Yang Wang

Yang Wang

I am an assistant professor at the School of Information Studies (a.k.a., iSchool) in Syracuse University where I co-direct the SALT lab. I am also an affiliated faculty member in the Institute of Software Research (ISR) at the University of California, Irvine.

Before coming to Syracuse, I was a research scientist at the CyLabin Carnegie Mellon University. I spent two wonderful years at CMU working with Dr. Lorrie Cranor, Dr. Alessandro Acquisti, and folks in the CyLab Usable Privacy and Security Laboratory (CUPS Lab). I also collaborated with researchers from Alcatel-Lucent Bell Labs on privacy-enhancing technologies.

I received my Ph.D. from the Donald Bren School of Information and Computer Sciences at University of California, Irvine. I had an amazing dissertation committee: Dr. Alfred Kobsa (advisor), Dr. André van der Hoek, and Dr. Gene Tsudik. While at UCI, I was affiliated with Institute of Software Research (ISR), Secure Computing & Networking Center (SCONCE) and Center for Research on Information Technology and Organizations (CRITO).

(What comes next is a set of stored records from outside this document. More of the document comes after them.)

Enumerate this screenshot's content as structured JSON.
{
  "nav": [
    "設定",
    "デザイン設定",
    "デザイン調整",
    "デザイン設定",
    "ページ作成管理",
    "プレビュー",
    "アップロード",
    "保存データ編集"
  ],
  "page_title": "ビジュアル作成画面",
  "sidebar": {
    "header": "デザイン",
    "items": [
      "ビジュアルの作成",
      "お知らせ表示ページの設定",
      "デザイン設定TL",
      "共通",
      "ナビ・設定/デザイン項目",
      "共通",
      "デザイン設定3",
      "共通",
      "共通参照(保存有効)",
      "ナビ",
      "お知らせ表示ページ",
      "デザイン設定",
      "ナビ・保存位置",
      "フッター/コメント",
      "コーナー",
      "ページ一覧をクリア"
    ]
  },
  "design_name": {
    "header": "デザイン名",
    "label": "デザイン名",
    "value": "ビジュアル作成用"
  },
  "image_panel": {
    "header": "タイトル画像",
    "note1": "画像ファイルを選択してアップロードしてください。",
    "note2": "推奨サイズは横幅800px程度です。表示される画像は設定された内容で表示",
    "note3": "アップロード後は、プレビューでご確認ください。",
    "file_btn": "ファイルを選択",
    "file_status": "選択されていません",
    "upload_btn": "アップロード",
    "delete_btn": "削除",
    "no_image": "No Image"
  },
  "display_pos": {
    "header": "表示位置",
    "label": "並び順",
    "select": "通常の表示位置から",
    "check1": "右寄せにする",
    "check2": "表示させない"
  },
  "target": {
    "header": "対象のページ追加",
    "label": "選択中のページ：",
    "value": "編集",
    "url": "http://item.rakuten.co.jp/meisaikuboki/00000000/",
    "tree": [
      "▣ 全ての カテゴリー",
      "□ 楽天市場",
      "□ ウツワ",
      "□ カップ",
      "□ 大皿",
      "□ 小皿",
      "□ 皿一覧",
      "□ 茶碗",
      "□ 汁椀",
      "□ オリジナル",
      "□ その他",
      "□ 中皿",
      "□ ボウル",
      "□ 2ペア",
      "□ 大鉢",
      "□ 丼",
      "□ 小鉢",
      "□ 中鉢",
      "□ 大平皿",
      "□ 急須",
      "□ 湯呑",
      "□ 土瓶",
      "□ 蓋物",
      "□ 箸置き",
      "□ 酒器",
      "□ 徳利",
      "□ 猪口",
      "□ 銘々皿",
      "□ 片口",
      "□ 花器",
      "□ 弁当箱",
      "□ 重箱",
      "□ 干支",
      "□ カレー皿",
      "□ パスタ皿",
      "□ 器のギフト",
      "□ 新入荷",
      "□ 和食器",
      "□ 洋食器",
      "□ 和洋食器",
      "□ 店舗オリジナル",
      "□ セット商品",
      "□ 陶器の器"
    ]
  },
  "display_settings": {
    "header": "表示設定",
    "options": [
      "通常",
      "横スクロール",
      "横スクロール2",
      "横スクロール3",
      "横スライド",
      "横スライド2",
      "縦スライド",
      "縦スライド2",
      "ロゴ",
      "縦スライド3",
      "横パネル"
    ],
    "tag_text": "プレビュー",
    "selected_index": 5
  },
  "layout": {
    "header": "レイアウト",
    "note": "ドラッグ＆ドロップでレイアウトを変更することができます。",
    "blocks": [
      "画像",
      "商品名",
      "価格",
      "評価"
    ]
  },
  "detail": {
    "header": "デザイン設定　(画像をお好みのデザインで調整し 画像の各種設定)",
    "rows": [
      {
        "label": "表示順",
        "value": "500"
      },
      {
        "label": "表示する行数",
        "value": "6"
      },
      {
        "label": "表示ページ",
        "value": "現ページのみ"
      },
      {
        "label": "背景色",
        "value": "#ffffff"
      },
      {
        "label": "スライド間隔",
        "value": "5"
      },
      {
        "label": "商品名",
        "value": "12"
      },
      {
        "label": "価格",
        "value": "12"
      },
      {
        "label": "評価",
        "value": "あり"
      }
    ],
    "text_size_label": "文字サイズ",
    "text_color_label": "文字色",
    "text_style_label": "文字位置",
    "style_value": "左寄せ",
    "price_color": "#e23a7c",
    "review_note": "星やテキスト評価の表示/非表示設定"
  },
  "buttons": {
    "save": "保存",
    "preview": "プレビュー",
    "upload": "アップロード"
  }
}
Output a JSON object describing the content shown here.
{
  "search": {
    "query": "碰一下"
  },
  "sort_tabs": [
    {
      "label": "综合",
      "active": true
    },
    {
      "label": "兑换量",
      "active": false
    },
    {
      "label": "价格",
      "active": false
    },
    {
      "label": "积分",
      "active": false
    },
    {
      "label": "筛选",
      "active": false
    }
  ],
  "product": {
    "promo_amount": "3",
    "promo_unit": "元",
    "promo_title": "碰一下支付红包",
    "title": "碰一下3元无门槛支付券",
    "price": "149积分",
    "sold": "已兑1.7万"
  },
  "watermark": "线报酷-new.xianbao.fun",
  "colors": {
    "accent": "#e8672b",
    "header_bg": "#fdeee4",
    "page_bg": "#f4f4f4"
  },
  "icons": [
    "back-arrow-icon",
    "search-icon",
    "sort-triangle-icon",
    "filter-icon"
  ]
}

I had the opportunities to work at Intel Research with Dr. Scott Mainwaring, at Fuji Xerox Palo Alto Lab (FXPAL) with Dr. Daniel Billsus and Dr. David Hilbert, and at CommerceNet with Dr. Rohit Khare. I was a visiting researcher at Institute of Information Systems, Humboldt University in Berlin, Germany for 3 months in 2006 (during the FIFA World Cup :). I am a passionate soccer player and fan.


My research focuses on privacy and security, and social computing. I am interested in studying human behavior with technology as well as the design and evaluation of novel technology that helps people to achieve better privacy and security. More generally, my research investigates technology that encourages and supports attitudinal or behavioral changes that benefit users. My research draws from social sciences and sub-disciplines of computer science such as human-computer interaction, software engineering, and machine learning. I am also interested in public policy issues, especially those regarding privacy. My research has been supported by NSF, Department of Education, Google, Alcatel-Lucent, and The Privacy Projects.